# Homework Help: Solving Differential Equations

1. Feb 11, 2013

### Northbysouth

1. The problem statement, all variables and given/known data
A psychology class is studying memory. Several objects are uncovered to view for a given amount of minutes and then covered again. At most 150 objects can be viewed and remembered. The class found that after 10 minutes the average student could remember 25 objects.
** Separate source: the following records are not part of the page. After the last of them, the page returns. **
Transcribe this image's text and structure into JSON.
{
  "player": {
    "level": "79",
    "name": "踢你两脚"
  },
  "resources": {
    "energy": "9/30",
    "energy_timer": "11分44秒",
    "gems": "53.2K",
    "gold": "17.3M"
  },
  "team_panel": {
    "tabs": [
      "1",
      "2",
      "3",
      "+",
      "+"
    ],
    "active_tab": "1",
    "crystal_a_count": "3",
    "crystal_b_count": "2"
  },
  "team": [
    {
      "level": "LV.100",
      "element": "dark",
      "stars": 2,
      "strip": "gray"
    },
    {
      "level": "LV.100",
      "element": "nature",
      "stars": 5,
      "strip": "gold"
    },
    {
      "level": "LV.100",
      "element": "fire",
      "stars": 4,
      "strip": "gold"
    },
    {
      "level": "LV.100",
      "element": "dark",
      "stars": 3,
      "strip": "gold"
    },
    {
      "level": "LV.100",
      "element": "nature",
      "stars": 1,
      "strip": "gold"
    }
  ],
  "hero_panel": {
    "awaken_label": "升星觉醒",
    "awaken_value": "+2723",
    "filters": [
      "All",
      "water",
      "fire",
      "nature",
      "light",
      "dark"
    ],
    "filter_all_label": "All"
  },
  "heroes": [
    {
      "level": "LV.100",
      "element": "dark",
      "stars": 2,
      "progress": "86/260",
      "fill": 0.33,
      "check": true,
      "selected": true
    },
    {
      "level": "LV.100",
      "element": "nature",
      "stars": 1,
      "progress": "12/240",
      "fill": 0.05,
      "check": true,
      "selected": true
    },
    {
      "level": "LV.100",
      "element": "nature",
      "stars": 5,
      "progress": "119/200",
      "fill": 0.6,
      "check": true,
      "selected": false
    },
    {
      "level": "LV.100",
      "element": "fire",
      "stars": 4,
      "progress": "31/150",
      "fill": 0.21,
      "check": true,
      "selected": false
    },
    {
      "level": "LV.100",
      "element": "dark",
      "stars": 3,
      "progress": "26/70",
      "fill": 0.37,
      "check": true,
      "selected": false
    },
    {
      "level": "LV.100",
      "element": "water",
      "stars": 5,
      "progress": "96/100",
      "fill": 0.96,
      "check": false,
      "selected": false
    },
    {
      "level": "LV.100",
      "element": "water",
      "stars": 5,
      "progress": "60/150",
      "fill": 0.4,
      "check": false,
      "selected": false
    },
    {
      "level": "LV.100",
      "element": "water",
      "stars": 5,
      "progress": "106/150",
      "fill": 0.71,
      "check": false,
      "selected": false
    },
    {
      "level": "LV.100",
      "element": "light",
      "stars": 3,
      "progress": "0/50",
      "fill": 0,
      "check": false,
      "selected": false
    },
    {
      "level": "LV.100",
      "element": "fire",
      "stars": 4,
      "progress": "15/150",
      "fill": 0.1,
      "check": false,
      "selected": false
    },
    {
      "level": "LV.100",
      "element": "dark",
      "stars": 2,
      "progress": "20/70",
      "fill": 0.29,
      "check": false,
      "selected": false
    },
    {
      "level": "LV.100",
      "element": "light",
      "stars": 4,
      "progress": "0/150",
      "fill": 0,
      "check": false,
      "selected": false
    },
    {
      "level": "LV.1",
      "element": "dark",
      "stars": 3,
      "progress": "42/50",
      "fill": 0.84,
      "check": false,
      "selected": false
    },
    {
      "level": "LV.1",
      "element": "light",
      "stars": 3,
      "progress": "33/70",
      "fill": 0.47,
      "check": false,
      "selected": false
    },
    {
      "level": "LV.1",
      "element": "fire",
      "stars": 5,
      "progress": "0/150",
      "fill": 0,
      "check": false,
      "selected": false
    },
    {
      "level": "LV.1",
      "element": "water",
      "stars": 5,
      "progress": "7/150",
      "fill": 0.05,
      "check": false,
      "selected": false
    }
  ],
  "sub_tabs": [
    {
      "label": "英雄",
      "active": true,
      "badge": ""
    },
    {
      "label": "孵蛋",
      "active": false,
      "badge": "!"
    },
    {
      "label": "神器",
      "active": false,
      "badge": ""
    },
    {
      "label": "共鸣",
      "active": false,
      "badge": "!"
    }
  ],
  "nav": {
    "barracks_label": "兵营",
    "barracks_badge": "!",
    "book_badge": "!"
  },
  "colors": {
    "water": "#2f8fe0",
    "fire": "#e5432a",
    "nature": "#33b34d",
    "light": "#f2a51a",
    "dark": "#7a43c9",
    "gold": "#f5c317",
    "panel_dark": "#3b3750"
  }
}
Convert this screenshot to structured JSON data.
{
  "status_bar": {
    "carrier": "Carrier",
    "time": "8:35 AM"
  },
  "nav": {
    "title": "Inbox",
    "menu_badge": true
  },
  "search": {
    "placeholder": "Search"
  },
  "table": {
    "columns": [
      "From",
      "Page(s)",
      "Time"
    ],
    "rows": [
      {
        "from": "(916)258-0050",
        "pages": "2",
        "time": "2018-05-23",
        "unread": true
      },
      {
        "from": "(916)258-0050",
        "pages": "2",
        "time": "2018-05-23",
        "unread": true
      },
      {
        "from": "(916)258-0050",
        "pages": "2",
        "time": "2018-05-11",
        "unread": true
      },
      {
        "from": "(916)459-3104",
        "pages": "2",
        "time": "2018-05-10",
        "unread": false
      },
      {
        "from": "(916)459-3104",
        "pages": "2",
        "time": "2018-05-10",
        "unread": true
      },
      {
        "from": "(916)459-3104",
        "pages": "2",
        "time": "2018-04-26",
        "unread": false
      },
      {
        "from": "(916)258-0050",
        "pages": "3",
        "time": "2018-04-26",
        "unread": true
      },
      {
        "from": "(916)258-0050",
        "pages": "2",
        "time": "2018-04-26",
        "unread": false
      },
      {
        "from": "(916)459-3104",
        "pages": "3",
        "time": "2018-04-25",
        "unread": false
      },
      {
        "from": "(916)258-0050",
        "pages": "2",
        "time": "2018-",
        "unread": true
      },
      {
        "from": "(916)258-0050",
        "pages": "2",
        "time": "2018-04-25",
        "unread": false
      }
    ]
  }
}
The differential equation that models this study is given by

dN/dt = k(L-N)

Solve this differential equation to find an equation that will give the number of objects remembered at any time t.

2. Relevant equations

3. The attempt at a solution

I'm a little unsure of what I'm doing, so some feedback would be great.

dN/dt = k(L-N)

dN = (kL - kN)dt

So, I think I need to move the N on the right hand side to the left, but I'm not sure how to do this, as every action I take keeps other prevents me from isolating N and dN on the left hand side.

Can I leave the N on the right hand side and integrate the left with respect to dN and the right with respect to dt?

2. Feb 11, 2013

### Dick

Move all of the N's to one side. dN/(k*(L-N))=dt. Now integrate both sides.

3. Feb 11, 2013

### lmedin02

Assuming K and L are constants.

How about dividing by (L-N) on both sides from dN/dt = k(L-N) instead of distributing the K? This equation is separable.

4. Feb 11, 2013

### Northbysouth

I hadn't considered moving t to one side by itself. Thanks.

So, I should end up with:

t = 1/k*ln(L-N)

5. Feb 11, 2013

### Dick

Almost. I'd write that (1/k)*ln(L-N). But I think you missed a '-' sign and you should put a +C someplace.

6. Feb 11, 2013

### Ray Vickson

Even easier: notice that since L is a constant we have dL/dt = 0, so dN/dt = d(N-L)/dt. Therefore, if x = N-L you have dx/dt = -kx.

7. Feb 13, 2013

### Northbysouth

When I spoke with my professor she informed me that I needed to use a u-substitution in order to integrate.

∫dN/(L-N) = ∫k dt

u = L-N

du = -dN
dN = -du

∫-du/u = ∫k dt

-ln(u) = kt + C

-ln(L-N) = ekt + C

N = ekt + C+ L

Then using the information given, I think that at t=0 N=150

150 = eC + L

So I have L = 150 - eC

I also know that at t=10 that N=25

25 = e10k +C + L

I have three unknowns but only two equations. Unless I'm missing something, I don't think it's possible for me to solve for L, C and k.

All suggestions are appreciated.

8. Feb 13, 2013

### Dick

I think the sign in front of k got messed up. When you've got -ln(L-N)=kt+C, it's better to multiply both sides by (-1) first so you've got ln(L-N)=(-kt+C). Now exponentiate. And when you've got something like e^(-kt+C) it's usually easier to write it as e^(-kt)*e^C. And since C is a constant, e^C is just another constant, so write it as just plain C. I.e. Ce^(-kt).

On the initial value you thing, the statement of the question isn't crystal clear, but I think what they mean is at t=0, the student is just starting and hasn't memorized anything yet. So at t=0, N=0. At t=10, N=25. Finally for very large values of t the student should max out at 150 objects, so as t->infinity N->150. You do have three boundary conditions.